▶ [Data for review]
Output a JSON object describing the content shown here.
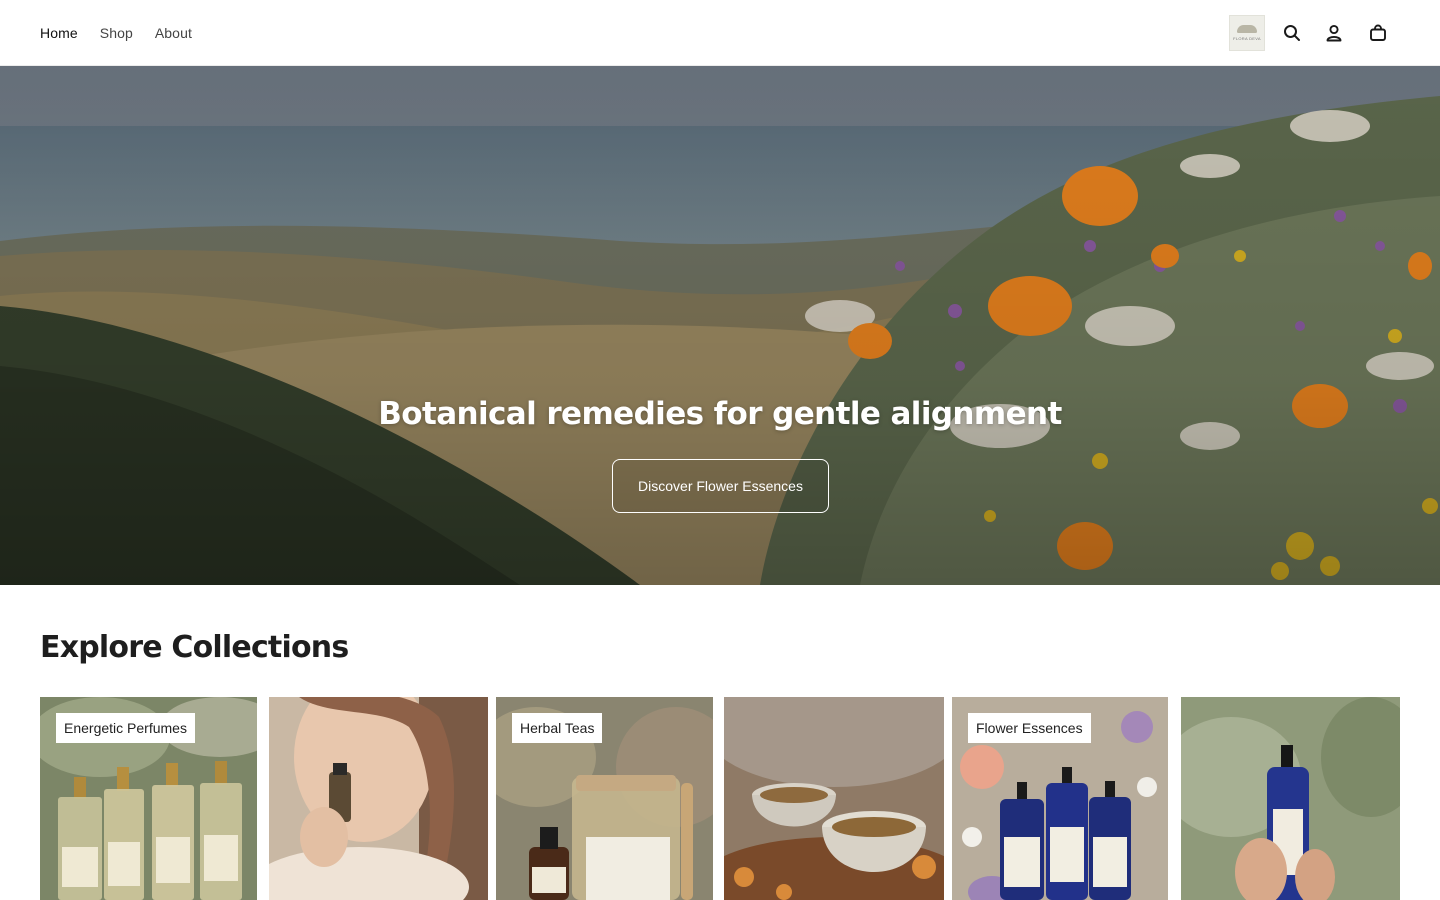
{
  "nav": {
    "links": [
      {
        "label": "Home"
      },
      {
        "label": "Shop"
      },
      {
        "label": "About"
      }
    ]
  },
  "header": {
    "logo_text": "FLORA DEVA",
    "icons": [
      "search-icon",
      "account-icon",
      "cart-icon"
    ]
  },
  "hero": {
    "title": "Botanical remedies for gentle alignment",
    "button_label": "Discover Flower Essences"
  },
  "collections": {
    "title": "Explore Collections",
    "cards": [
      {
        "label": "Energetic Perfumes"
      },
      {
        "label": ""
      },
      {
        "label": "Herbal Teas"
      },
      {
        "label": ""
      },
      {
        "label": "Flower Essences"
      },
      {
        "label": ""
      }
    ]
  },
  "colors": {
    "text": "#1e1e1e",
    "nav_text": "#444444",
    "button_border": "#ffffff",
    "poppy_orange": "#e8821e"
  }
}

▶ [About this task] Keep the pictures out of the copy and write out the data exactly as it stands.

▶ [Response area]
Output a JSON object describing the content shown here.
{
  "nav": {
    "links": [
      {
        "label": "Home"
      },
      {
        "label": "Shop"
      },
      {
        "label": "About"
      }
    ]
  },
  "header": {
    "logo_text": "FLORA DEVA",
    "icons": [
      "search-icon",
      "account-icon",
      "cart-icon"
    ]
  },
  "hero": {
    "title": "Botanical remedies for gentle alignment",
    "button_label": "Discover Flower Essences"
  },
  "collections": {
    "title": "Explore Collections",
    "cards": [
      {
        "label": "Energetic Perfumes"
      },
      {
        "label": ""
      },
      {
        "label": "Herbal Teas"
      },
      {
        "label": ""
      },
      {
        "label": "Flower Essences"
      },
      {
        "label": ""
      }
    ]
  },
  "colors": {
    "text": "#1e1e1e",
    "nav_text": "#444444",
    "button_border": "#ffffff",
    "poppy_orange": "#e8821e"
  }
}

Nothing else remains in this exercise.